How to Communicate Sensitive Information: Old School Spycraft Skills & Secret ...


The online world is so easy, so reachable, and we take advantage of it in believing that it will always exist. But power grids fail, back-up generators run out of fuel, batteries run out of juice making inverters useless, and human beings will ultimately refuse to ride bicycles all day long just so somebody can access the internet. Imagine that scenario; one where we experience complete power loss – total power grid failure across a nation.

It seems the U.S. Government did exactly that, and the President's National Infrastructure Advisory Council (NIAC) released the findings of a study in December 2018 called "Catastrophic Power Outage Study". In the publication's introduction regarding "What the Nation Faces", can be found this resounding statement:

The NIAC was tasked to examine the nation's ability to withstand a catastrophic power outage of a magnitude beyond modern experience, exceeding prior events in severity, scale, duration, and consequence. … challenged to think beyond even our most severe power disruptions, imagining an outage that stretches beyond days and weeks to months or years, and affects large swaths of the country. (source)

The study went on to say in its findings, in regards to state, city, and local levels (emphasis mine):

Given the growing frequency and severity of disasters and other risks, there needs to be an increase in individual accountability, enterprise, and community investment in resilient infrastructure. There is a misconception that events occur infrequently. There needs to be more individual accountability for preparedness. (source)

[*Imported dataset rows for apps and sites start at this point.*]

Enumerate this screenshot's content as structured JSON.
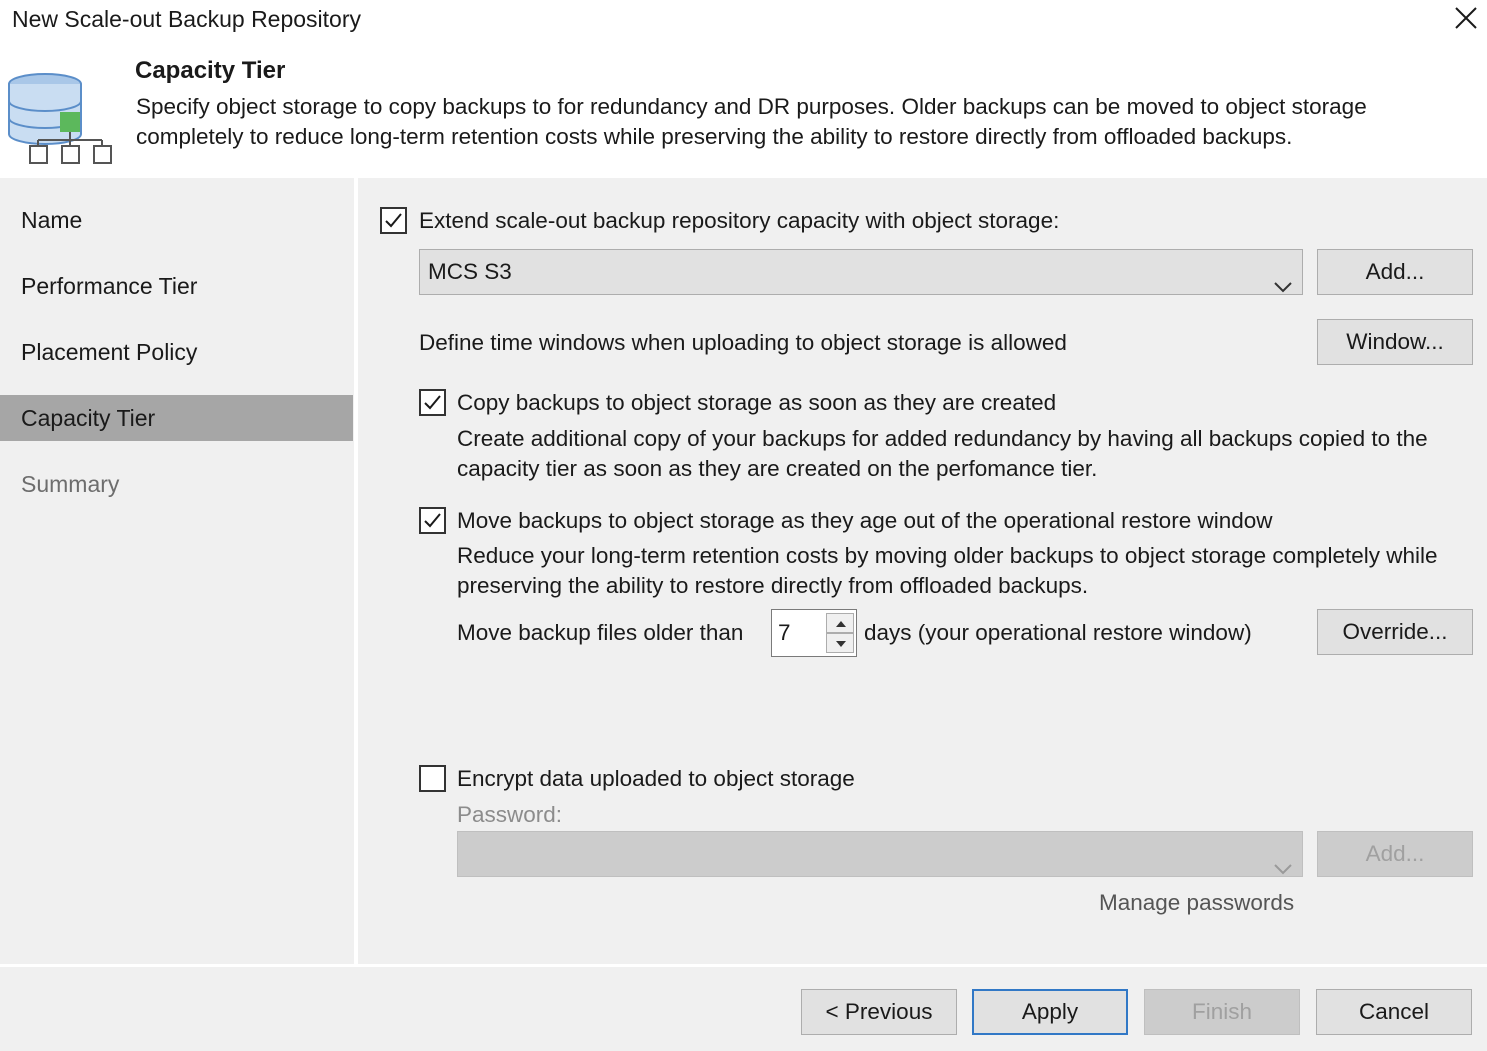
{
  "window": {
    "title": "New Scale-out Backup Repository"
  },
  "header": {
    "title": "Capacity Tier",
    "description": "Specify object storage to copy backups to for redundancy and DR purposes. Older backups can be moved to object storage completely to reduce long-term retention costs while preserving the ability to restore directly from offloaded backups.",
    "icon": "database-network-icon"
  },
  "sidebar": {
    "items": [
      {
        "label": "Name",
        "state": "normal"
      },
      {
        "label": "Performance Tier",
        "state": "normal"
      },
      {
        "label": "Placement Policy",
        "state": "normal"
      },
      {
        "label": "Capacity Tier",
        "state": "active"
      },
      {
        "label": "Summary",
        "state": "inactive"
      }
    ]
  },
  "main": {
    "extend": {
      "label": "Extend scale-out backup repository capacity with object storage:",
      "checked": true
    },
    "object_storage": {
      "value": "MCS S3",
      "add_label": "Add..."
    },
    "window_row": {
      "label": "Define time windows when uploading to object storage is allowed",
      "button": "Window..."
    },
    "copy": {
      "label": "Copy backups to object storage as soon as they are created",
      "checked": true,
      "description": "Create additional copy of your backups for added redundancy by having all backups copied to the capacity tier as soon as they are created on the perfomance tier."
    },
    "move": {
      "label": "Move backups to object storage as they age out of the operational restore window",
      "checked": true,
      "description": "Reduce your long-term retention costs by moving older backups to object storage completely while preserving the ability to restore directly from offloaded backups.",
      "older_than_label": "Move backup files older than",
      "days_value": "7",
      "days_suffix": "days (your operational restore window)",
      "override_label": "Override..."
    },
    "encrypt": {
      "label": "Encrypt data uploaded to object storage",
      "checked": false,
      "password_label": "Password:",
      "password_value": "",
      "add_label": "Add...",
      "manage_link": "Manage passwords"
    }
  },
  "footer": {
    "previous": "< Previous",
    "apply": "Apply",
    "finish": "Finish",
    "cancel": "Cancel"
  },
  "colors": {
    "active_nav": "#a6a6a6",
    "panel": "#f0f0f0",
    "default_button_border": "#3178c6",
    "icon_green": "#5cb85c",
    "icon_blue": "#5b8ec9"
  }
}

'A misconception that events occur infrequently.' If nothing else, that one sentence convinces me to keep prepping. You know people need to get their heads out of the sand when the government itself has that to say. Especially when the study is on massive power outages.

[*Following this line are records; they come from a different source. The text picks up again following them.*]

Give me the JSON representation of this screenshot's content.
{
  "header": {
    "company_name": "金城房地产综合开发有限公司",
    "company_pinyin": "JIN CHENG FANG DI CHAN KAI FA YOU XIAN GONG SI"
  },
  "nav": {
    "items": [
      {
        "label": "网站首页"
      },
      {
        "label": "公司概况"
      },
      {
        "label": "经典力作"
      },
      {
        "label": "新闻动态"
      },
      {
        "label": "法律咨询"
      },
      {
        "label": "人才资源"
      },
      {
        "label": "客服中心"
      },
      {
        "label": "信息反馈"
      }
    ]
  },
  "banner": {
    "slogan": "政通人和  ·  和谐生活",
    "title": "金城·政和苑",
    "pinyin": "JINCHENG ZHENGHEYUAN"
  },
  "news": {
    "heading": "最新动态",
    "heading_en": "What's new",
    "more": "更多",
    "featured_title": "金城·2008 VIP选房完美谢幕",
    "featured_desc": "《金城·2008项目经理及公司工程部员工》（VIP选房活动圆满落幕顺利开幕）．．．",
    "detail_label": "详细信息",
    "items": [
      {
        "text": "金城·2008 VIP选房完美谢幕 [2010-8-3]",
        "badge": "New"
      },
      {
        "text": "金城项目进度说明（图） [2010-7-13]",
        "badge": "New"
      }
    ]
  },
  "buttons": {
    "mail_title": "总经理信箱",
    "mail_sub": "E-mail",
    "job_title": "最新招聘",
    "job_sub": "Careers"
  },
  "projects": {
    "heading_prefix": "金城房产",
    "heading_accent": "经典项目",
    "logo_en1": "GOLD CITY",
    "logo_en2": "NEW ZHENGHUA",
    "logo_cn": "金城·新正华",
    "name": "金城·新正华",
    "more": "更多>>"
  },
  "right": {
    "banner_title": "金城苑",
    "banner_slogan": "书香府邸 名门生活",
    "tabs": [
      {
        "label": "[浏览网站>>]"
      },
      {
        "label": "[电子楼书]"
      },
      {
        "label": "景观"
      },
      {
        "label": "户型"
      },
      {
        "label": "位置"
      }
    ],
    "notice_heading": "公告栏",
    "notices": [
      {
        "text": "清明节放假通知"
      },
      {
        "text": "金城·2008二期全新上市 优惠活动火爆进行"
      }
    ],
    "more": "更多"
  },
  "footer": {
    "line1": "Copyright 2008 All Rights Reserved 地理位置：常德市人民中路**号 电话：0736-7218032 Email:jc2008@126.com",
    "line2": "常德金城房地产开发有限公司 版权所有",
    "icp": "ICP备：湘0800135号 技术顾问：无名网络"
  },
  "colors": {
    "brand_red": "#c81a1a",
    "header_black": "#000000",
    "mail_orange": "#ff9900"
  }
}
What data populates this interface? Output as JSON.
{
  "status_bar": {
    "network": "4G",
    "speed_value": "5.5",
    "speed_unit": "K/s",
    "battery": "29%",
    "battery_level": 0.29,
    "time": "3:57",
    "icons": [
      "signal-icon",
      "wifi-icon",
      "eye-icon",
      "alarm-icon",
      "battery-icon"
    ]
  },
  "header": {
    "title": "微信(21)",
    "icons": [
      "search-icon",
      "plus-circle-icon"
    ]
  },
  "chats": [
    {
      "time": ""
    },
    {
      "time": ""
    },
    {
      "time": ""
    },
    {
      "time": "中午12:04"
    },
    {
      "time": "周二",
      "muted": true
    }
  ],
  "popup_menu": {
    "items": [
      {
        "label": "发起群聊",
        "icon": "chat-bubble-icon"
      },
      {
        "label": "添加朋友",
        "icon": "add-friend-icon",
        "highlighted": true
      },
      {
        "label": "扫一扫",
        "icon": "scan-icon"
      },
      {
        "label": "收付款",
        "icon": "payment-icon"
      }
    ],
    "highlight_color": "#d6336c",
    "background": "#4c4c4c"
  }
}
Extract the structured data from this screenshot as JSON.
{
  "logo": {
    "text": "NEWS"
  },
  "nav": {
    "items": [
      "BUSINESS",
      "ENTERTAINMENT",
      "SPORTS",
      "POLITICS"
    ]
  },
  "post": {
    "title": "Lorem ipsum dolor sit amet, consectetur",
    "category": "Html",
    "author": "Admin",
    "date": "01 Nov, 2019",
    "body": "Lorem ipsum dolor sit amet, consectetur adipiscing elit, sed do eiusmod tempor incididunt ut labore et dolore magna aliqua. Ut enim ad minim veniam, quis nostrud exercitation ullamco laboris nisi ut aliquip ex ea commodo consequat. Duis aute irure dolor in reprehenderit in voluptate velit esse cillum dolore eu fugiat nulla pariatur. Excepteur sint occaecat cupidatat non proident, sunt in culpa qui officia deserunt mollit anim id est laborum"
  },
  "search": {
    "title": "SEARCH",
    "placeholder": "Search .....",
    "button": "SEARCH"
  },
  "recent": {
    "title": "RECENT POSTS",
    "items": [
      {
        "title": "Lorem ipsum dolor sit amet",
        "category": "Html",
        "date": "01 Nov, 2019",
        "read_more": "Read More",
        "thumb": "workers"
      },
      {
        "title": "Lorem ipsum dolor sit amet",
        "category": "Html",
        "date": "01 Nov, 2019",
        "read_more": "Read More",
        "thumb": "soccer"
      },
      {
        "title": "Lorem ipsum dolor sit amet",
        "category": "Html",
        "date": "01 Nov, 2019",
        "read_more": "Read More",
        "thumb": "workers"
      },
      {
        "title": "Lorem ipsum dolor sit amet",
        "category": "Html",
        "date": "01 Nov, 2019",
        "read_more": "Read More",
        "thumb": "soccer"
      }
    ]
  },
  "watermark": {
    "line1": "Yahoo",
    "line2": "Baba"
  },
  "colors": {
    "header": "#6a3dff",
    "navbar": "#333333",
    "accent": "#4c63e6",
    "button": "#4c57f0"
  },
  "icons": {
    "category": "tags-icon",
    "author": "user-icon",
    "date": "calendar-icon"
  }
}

How will you contact family members when the grid goes down?

In a grid-down situation, there will be a direct need to get in touch with family, loved ones, and friends. We don't live as we did sixty years ago with Mom and Pop on one street and the kids all getting married and moving out to new homes just down the street or around the block. We have families in other counties, states, sometimes countries. How do we get in touch with them in a major grid-down situation? The FCC mandates that cell towers have backup batteries, which means in a grid-down situation you should be able to use your cell phone for another 4-5 hours before that too dies. Success, of course, depends on cell tower overload and other factors.

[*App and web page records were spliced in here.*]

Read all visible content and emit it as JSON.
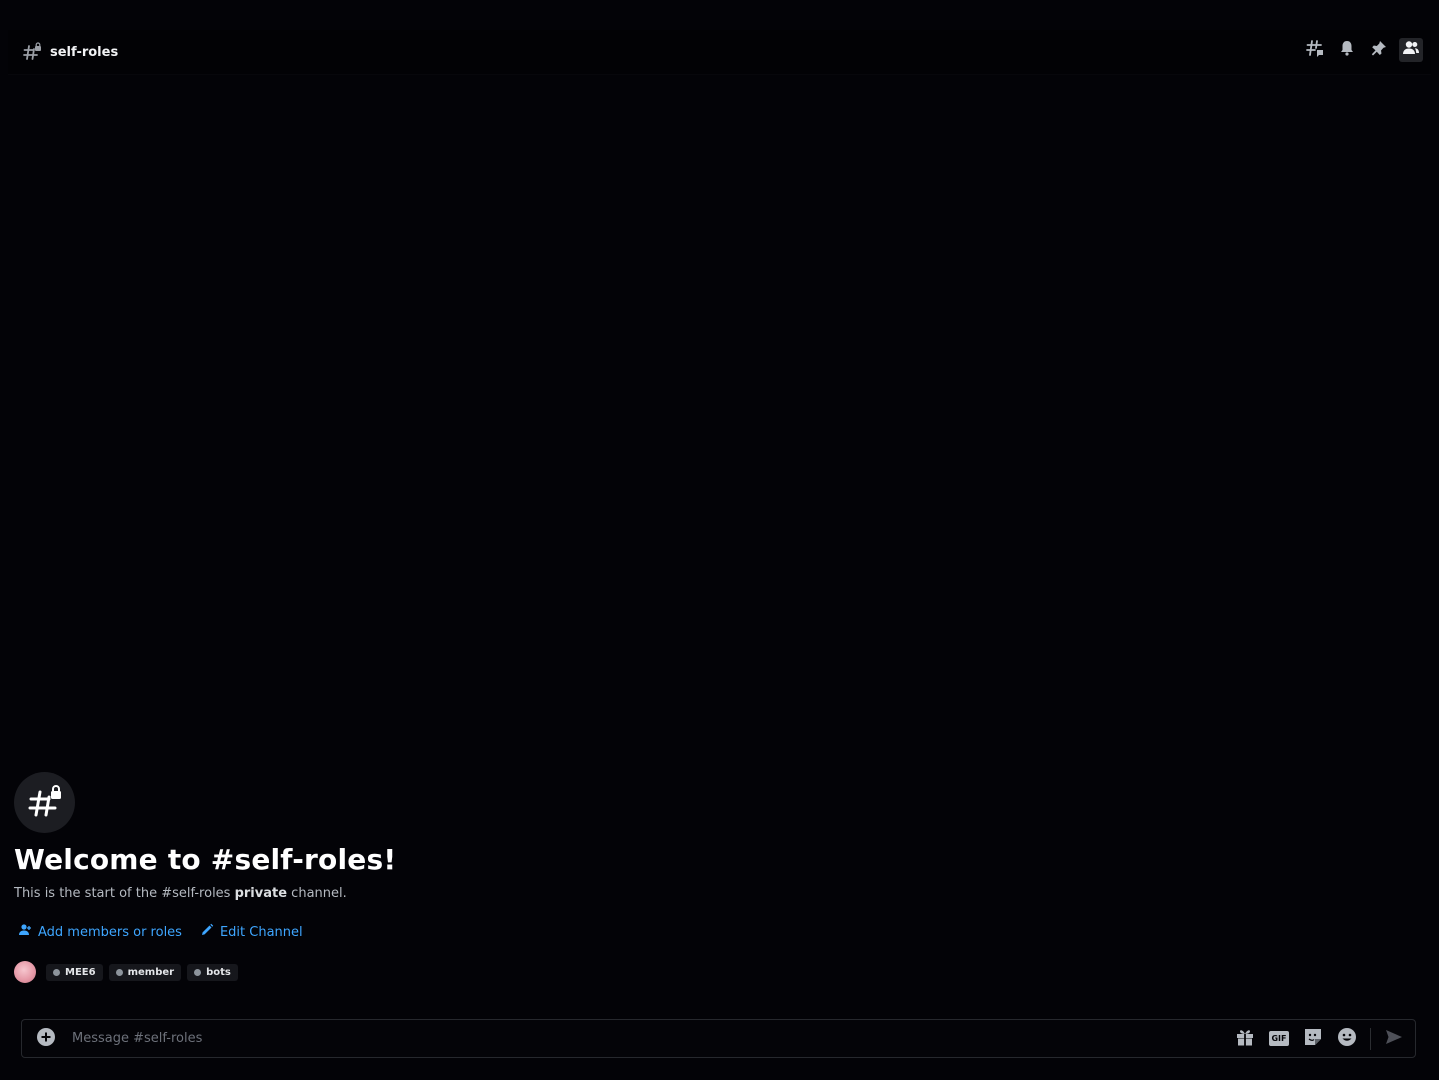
{
  "header": {
    "channel_name": "self-roles",
    "tools": [
      {
        "icon": "threads-icon"
      },
      {
        "icon": "bell-icon"
      },
      {
        "icon": "pin-icon"
      },
      {
        "icon": "member-list-icon"
      }
    ]
  },
  "welcome": {
    "title": "Welcome to #self-roles!",
    "desc_prefix": "This is the start of the #self-roles ",
    "desc_bold": "private",
    "desc_suffix": " channel.",
    "add_members_label": "Add members or roles",
    "edit_channel_label": "Edit Channel"
  },
  "members": {
    "tags": [
      {
        "label": "MEE6"
      },
      {
        "label": "member"
      },
      {
        "label": "bots"
      }
    ]
  },
  "composer": {
    "placeholder": "Message #self-roles",
    "gif_label": "GIF"
  },
  "colors": {
    "background": "#030307",
    "link": "#3ea6ff",
    "tag_bg": "#16171c"
  }
}
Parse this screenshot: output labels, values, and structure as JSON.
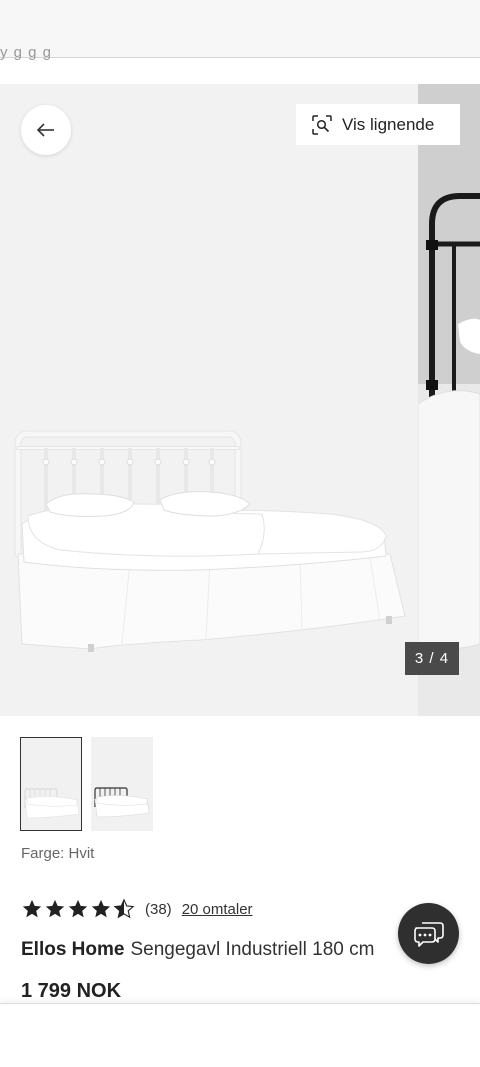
{
  "header": {
    "cut_text": "  y                   g               g g"
  },
  "gallery": {
    "back_icon": "arrow-left-icon",
    "similar_icon": "visual-search-icon",
    "similar_label": "Vis lignende",
    "counter": "3 / 4"
  },
  "thumbnails": [
    {
      "name": "white-bed-thumbnail",
      "active": true
    },
    {
      "name": "black-bed-thumbnail",
      "active": false
    }
  ],
  "product": {
    "color_label": "Farge: Hvit",
    "rating": {
      "value": 4.5,
      "max": 5,
      "count_text": "(38)",
      "reviews_link": "20 omtaler"
    },
    "brand": "Ellos Home",
    "name": "Sengegavl Industriell 180 cm",
    "price": "1 799 NOK"
  },
  "chat": {
    "icon": "chat-bubbles-icon"
  },
  "colors": {
    "star": "#222222",
    "counter_bg": "#4a4a4a",
    "chat_bg": "#2f2f2f"
  }
}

What if that doesn't work? What about landlines? The 'old' kind that hangs on the wall with a spiraled cord from the receiver to the base?  They require electricity, and in a relatively smaller disaster like a hurricane, they may still be your best bet as power companies rely on generators to continue carrying out some of their functions. Those, unfortunately, will run out in a few weeks, making even that phone useless for making calls. What about the plain old landline phones that are hardwired in and require no power? Well, they kind of do still require power, albeit minimal, which is provided by your local phone company who, again by FCC decree, is required to have back up generators. When those fail, the phone fails.